Available data
---*---
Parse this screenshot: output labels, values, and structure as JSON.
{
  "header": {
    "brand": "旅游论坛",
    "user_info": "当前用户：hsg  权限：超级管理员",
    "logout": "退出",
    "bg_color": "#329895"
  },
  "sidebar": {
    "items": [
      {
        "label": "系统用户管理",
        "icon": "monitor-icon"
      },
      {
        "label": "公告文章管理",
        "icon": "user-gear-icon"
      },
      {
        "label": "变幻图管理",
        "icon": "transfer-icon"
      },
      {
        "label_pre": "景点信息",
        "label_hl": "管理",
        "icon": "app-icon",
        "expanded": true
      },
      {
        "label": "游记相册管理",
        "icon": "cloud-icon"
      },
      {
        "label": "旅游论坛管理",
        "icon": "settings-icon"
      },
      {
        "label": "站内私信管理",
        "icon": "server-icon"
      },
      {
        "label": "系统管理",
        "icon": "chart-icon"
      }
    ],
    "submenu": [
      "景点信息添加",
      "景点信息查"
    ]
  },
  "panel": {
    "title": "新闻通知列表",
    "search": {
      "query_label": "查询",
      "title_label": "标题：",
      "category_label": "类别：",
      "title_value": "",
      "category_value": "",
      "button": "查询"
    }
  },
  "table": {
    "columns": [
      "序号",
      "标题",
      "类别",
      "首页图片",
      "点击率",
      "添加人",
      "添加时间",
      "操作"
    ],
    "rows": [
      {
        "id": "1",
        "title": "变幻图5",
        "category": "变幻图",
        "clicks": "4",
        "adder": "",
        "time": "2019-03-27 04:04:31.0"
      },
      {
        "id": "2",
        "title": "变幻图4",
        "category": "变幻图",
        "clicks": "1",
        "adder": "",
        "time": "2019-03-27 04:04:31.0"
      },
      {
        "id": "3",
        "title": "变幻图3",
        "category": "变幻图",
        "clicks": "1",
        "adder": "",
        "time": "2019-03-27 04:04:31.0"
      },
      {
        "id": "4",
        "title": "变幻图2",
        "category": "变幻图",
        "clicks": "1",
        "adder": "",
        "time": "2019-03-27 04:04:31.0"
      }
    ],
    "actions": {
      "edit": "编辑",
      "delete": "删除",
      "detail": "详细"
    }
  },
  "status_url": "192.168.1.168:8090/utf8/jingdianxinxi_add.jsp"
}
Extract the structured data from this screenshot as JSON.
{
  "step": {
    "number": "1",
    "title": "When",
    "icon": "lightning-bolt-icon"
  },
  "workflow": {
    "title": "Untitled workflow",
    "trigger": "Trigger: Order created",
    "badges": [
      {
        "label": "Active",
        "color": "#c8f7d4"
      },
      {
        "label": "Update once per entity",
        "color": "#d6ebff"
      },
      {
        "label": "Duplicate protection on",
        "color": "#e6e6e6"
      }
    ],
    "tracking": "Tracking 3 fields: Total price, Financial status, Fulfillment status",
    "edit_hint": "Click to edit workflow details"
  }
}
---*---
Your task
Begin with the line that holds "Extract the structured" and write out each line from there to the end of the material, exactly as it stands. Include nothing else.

Response area
Extract the structured data from this screenshot as JSON.
{
  "step": {
    "number": "1",
    "title": "When",
    "icon": "lightning-bolt-icon"
  },
  "workflow": {
    "title": "Untitled workflow",
    "trigger": "Trigger: Order created",
    "badges": [
      {
        "label": "Active",
        "color": "#c8f7d4"
      },
      {
        "label": "Update once per entity",
        "color": "#d6ebff"
      },
      {
        "label": "Duplicate protection on",
        "color": "#e6e6e6"
      }
    ],
    "tracking": "Tracking 3 fields: Total price, Financial status, Fulfillment status",
    "edit_hint": "Click to edit workflow details"
  }
}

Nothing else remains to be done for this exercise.